**Work task:**
For each line below, check for "data"; give only the total of lines where it occurs.

**Material for this exercise:**
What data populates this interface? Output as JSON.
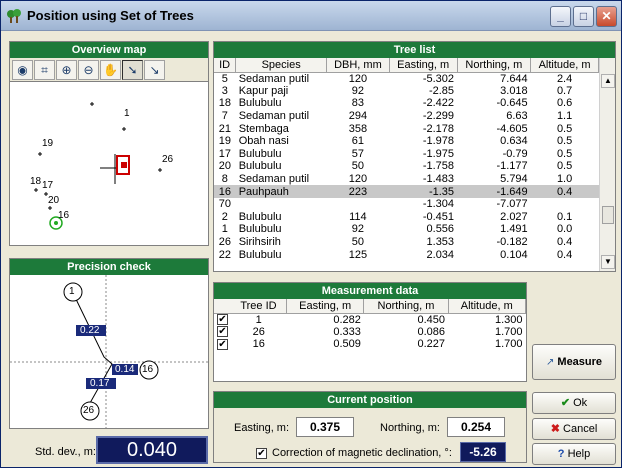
{
  "window": {
    "title": "Position using Set of Trees",
    "min": "_",
    "max": "□",
    "close": "✕"
  },
  "overview": {
    "title": "Overview map",
    "tools": [
      "globe-tool",
      "extent-tool",
      "zoom-in-tool",
      "zoom-out-tool",
      "pan-tool",
      "select-tool",
      "measure-line-tool"
    ],
    "tool_glyphs": [
      "◉",
      "⌗",
      "⊕",
      "⊖",
      "✋",
      "➘",
      "↘"
    ],
    "labels": [
      "1",
      "19",
      "26",
      "18",
      "17",
      "20",
      "16"
    ]
  },
  "precision": {
    "title": "Precision check",
    "nodes": [
      "1",
      "16",
      "26"
    ],
    "dists": [
      "0.22",
      "0.14",
      "0.17"
    ],
    "std_label": "Std. dev., m:",
    "std_value": "0.040"
  },
  "tree_list": {
    "title": "Tree list",
    "headers": [
      "ID",
      "Species",
      "DBH, mm",
      "Easting, m",
      "Northing, m",
      "Altitude, m"
    ],
    "rows": [
      [
        "5",
        "Sedaman putil",
        "120",
        "-5.302",
        "7.644",
        "2.4"
      ],
      [
        "3",
        "Kapur paji",
        "92",
        "-2.85",
        "3.018",
        "0.7"
      ],
      [
        "18",
        "Bulubulu",
        "83",
        "-2.422",
        "-0.645",
        "0.6"
      ],
      [
        "7",
        "Sedaman putil",
        "294",
        "-2.299",
        "6.63",
        "1.1"
      ],
      [
        "21",
        "Stembaga",
        "358",
        "-2.178",
        "-4.605",
        "0.5"
      ],
      [
        "19",
        "Obah nasi",
        "61",
        "-1.978",
        "0.634",
        "0.5"
      ],
      [
        "17",
        "Bulubulu",
        "57",
        "-1.975",
        "-0.79",
        "0.5"
      ],
      [
        "20",
        "Bulubulu",
        "50",
        "-1.758",
        "-1.177",
        "0.5"
      ],
      [
        "8",
        "Sedaman putil",
        "120",
        "-1.483",
        "5.794",
        "1.0"
      ],
      [
        "16",
        "Pauhpauh",
        "223",
        "-1.35",
        "-1.649",
        "0.4"
      ],
      [
        "70",
        "",
        "",
        "-1.304",
        "-7.077",
        ""
      ],
      [
        "2",
        "Bulubulu",
        "114",
        "-0.451",
        "2.027",
        "0.1"
      ],
      [
        "1",
        "Bulubulu",
        "92",
        "0.556",
        "1.491",
        "0.0"
      ],
      [
        "26",
        "Sirihsirih",
        "50",
        "1.353",
        "-0.182",
        "0.4"
      ],
      [
        "22",
        "Bulubulu",
        "125",
        "2.034",
        "0.104",
        "0.4"
      ]
    ],
    "selected_index": 9
  },
  "measurement": {
    "title": "Measurement data",
    "headers": [
      "Tree ID",
      "Easting, m",
      "Northing, m",
      "Altitude, m"
    ],
    "rows": [
      [
        "1",
        "0.282",
        "0.450",
        "1.300"
      ],
      [
        "26",
        "0.333",
        "0.086",
        "1.700"
      ],
      [
        "16",
        "0.509",
        "0.227",
        "1.700"
      ]
    ],
    "check": "✔"
  },
  "buttons": {
    "measure": "Measure",
    "ok": "Ok",
    "cancel": "Cancel",
    "help": "Help"
  },
  "current": {
    "title": "Current position",
    "easting_label": "Easting, m:",
    "easting": "0.375",
    "northing_label": "Northing, m:",
    "northing": "0.254",
    "decl_label": "Correction of magnetic declination, °:",
    "decl_value": "-5.26",
    "decl_checked": "✔"
  }
}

**Response to this exercise:**
2